If the taxpayer makes an election and the IRS mails a notice denying relief or if the Service does not act within 6 months, the taxpayer can petition the United States Tax Court within 90 days of the later of the IRS denial or after expiration of the six month period. This means that the taxpayer must petition the Tax Court within 90 days of a rejection by the IRS. However, the taxpayer may petition the Court as early as six months and one day after the taxpayer filed his/her original request for relief. The IRS is prohibited from taking any collection action from the filing date of the election until after the expiration of the 90 day period discussed in the preceding sentence, or if a petition to the US Tax court is filed, until after the Tax Court decision becomes final, plus 90 days. During the time that collection is prohibited, the statute of limitations on collection is tolled plus 60 days.
Statute of Limitations for Filing a Request for a Collection Due Process Hearing
Prior to actually levying on assets to enforce collection, the Internal Revenue Service must send certain required notification. A Final Notice of Intent to Levy must be sent before an actual levy can be issued. The taxpayer has 30 days from the date contained on the Final Notice of Intent to Levy to file a Collection Due Process Appeal (normally on a Form 12153). Absent the filing of a Collection Due Process Appeal, the Internal Revenue Service can then levy on wages, bank accounts and other property at the expiration of the 30 days.

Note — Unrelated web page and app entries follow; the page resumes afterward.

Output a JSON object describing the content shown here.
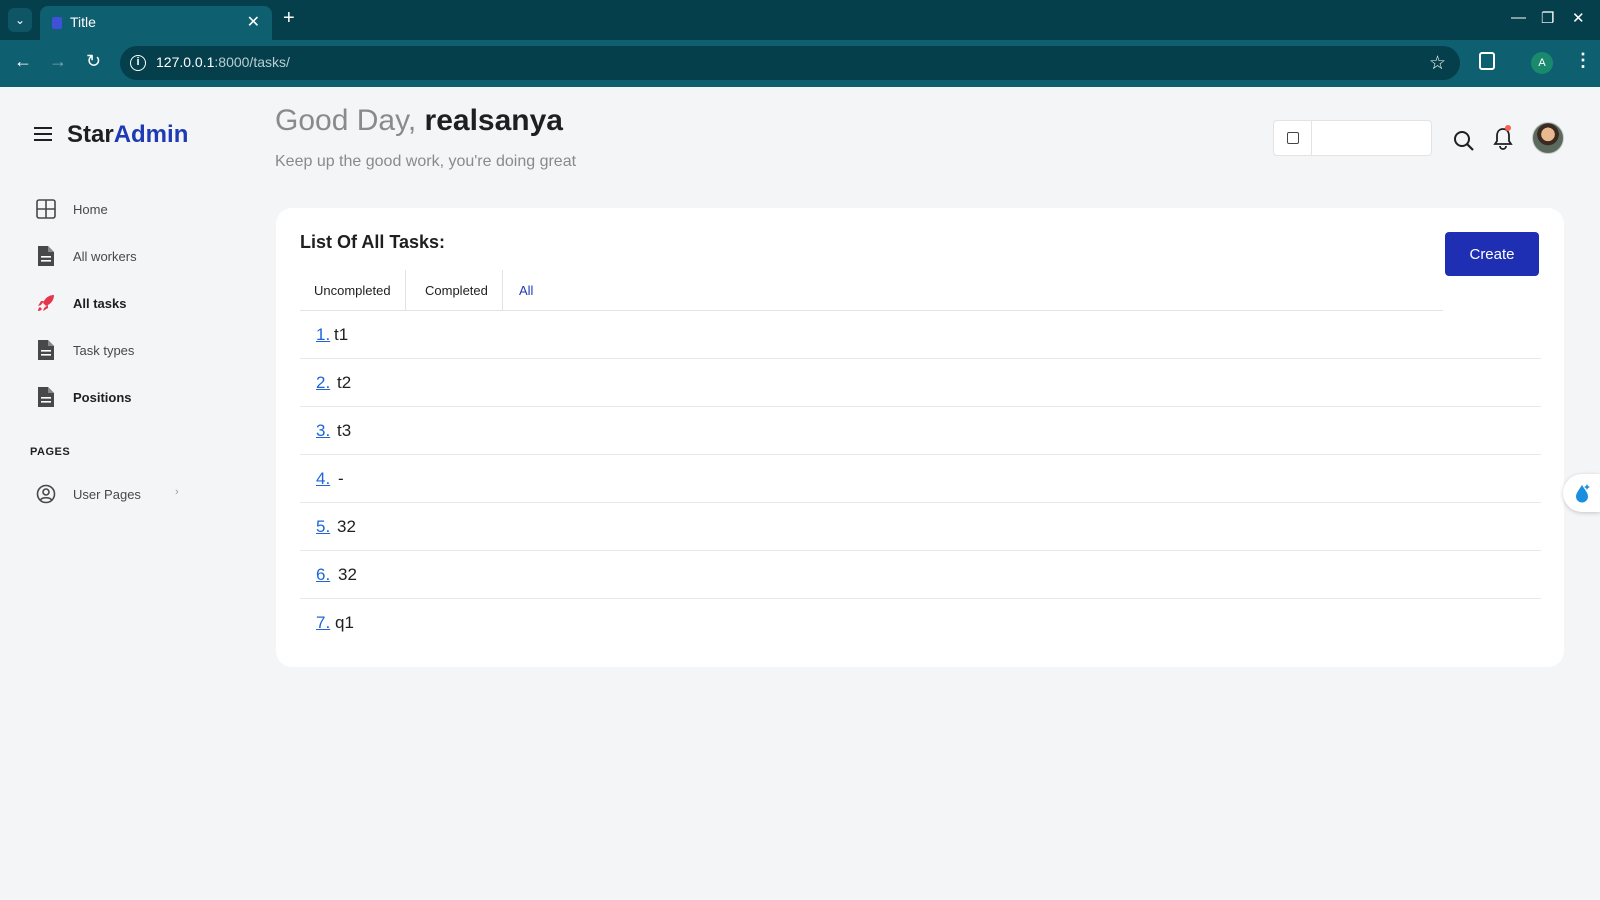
{
  "browser": {
    "tab_title": "Title",
    "url_host": "127.0.0.1",
    "url_path": ":8000/tasks/",
    "profile_initial": "A"
  },
  "sidebar": {
    "brand_main": "Star",
    "brand_accent": "Admin",
    "items": [
      {
        "label": "Home",
        "icon": "grid-icon"
      },
      {
        "label": "All workers",
        "icon": "document-icon"
      },
      {
        "label": "All tasks",
        "icon": "rocket-icon"
      },
      {
        "label": "Task types",
        "icon": "document-icon"
      },
      {
        "label": "Positions",
        "icon": "document-icon"
      }
    ],
    "pages_header": "PAGES",
    "user_pages": {
      "label": "User Pages",
      "icon": "user-circle-icon"
    }
  },
  "header": {
    "greeting": "Good Day,",
    "username": "realsanya",
    "subtitle": "Keep up the good work, you're doing great",
    "date_value": ""
  },
  "card": {
    "title": "List Of All Tasks:",
    "create_label": "Create",
    "tabs": [
      "Uncompleted",
      "Completed",
      "All"
    ],
    "active_tab": "All",
    "tasks": [
      {
        "num": "1.",
        "name": "t1"
      },
      {
        "num": "2.",
        "name": "t2"
      },
      {
        "num": "3.",
        "name": "t3"
      },
      {
        "num": "4.",
        "name": "-"
      },
      {
        "num": "5.",
        "name": "32"
      },
      {
        "num": "6.",
        "name": "32"
      },
      {
        "num": "7.",
        "name": "q1"
      }
    ]
  },
  "colors": {
    "accent": "#1F3BB3",
    "primary_button": "#1F2FB3",
    "link": "#1F65D8",
    "browser_frame": "#053F4C"
  }
}
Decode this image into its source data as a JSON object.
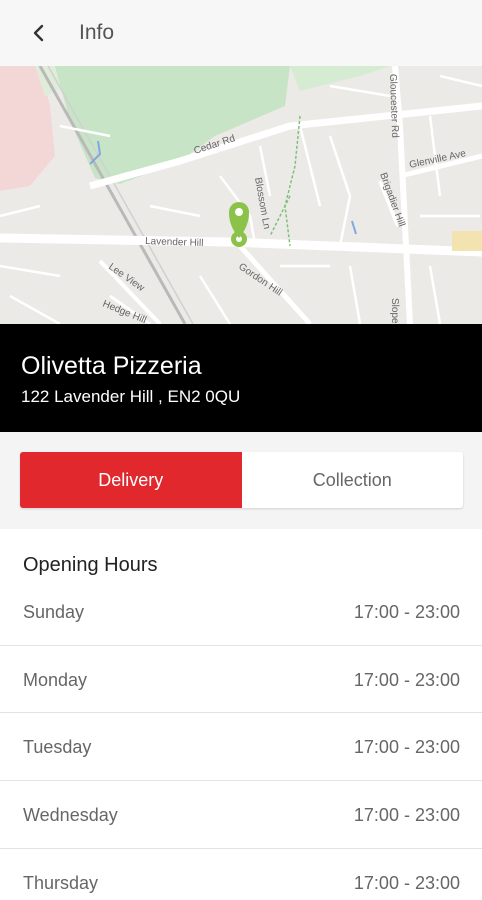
{
  "appbar": {
    "title": "Info",
    "back_icon": "back-arrow-icon"
  },
  "map": {
    "streets": [
      "Cedar Rd",
      "Gloucester Rd",
      "Glenville Ave",
      "Blossom Ln",
      "Brigadier Hill",
      "Lavender Hill",
      "Gordon Hill",
      "Lee View",
      "Hedge Hill",
      "Slopes"
    ],
    "pin_icon": "location-pin-icon",
    "pin_color": "#8bc34a"
  },
  "restaurant": {
    "name": "Olivetta Pizzeria",
    "address": "122 Lavender Hill , EN2 0QU"
  },
  "order_mode": {
    "delivery_label": "Delivery",
    "collection_label": "Collection",
    "selected": "Delivery",
    "accent": "#e0282d"
  },
  "opening_hours": {
    "title": "Opening Hours",
    "days": [
      {
        "day": "Sunday",
        "hours": "17:00 - 23:00"
      },
      {
        "day": "Monday",
        "hours": "17:00 - 23:00"
      },
      {
        "day": "Tuesday",
        "hours": "17:00 - 23:00"
      },
      {
        "day": "Wednesday",
        "hours": "17:00 - 23:00"
      },
      {
        "day": "Thursday",
        "hours": "17:00 - 23:00"
      }
    ]
  }
}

If the taxpayer timely exercises his/her right to appeal a notice of lien or notice of intent to levy, a hearing will be held before an Appeals Officer of the IRS. If the taxpayer is dissatisfied with the determination of the Appeals Officer, the taxpayer may file a request for judicial review of the Appeals Officer’s determination within 30 days of the determination. The Appeal should be made to the Tax Court if the Court would have jurisdiction of the underlying liability. If the Tax Court would not have jurisdiction of the underlying liability, the request for review should be made to the Federal District Court. If the taxpayer selects an incorrect forum, he/she has 30 days from notification of selection of an incorrect forum to file the appeal with the correct court. The statute of limitations under §§§6502 (collection), 6531 (criminal) and 6532 (other suits) is suspended during the period during which the hearing and appeals thereto are pending.
Statute of Limitations for the Right of Redemption
A right of redemption exists for certain persons after the sale of seized real property. The right of redemption must be exercised within 180 days of the sale. To redeem real property, the redeemer pays the purchaser the sum of money paid by the purchaser for the property plus interest (20% per annum).
Statute of Limitations for Appealing a Default or Termination of an Installment Payment Agreement
The IRS must notify taxpayers 30 days before altering, modifying or terminating any installment agreement for any reason unless the collection of tax is determined to be in jeopardy. The IRS must include in the notification an explanation of why the IRS intends to take this action. The taxpayer has the right to file an appeal of the IRS alteration or termination within 30 days of the notice.
Statute of Limitations for Appealing a Rejected Offer in Compromise
If the IRS rejects an Offer in Compromise, the taxpayer has 30 days to file an appeal to the Appeals Division. However, there is no 30 day appeal right for a returned or defaulted offer.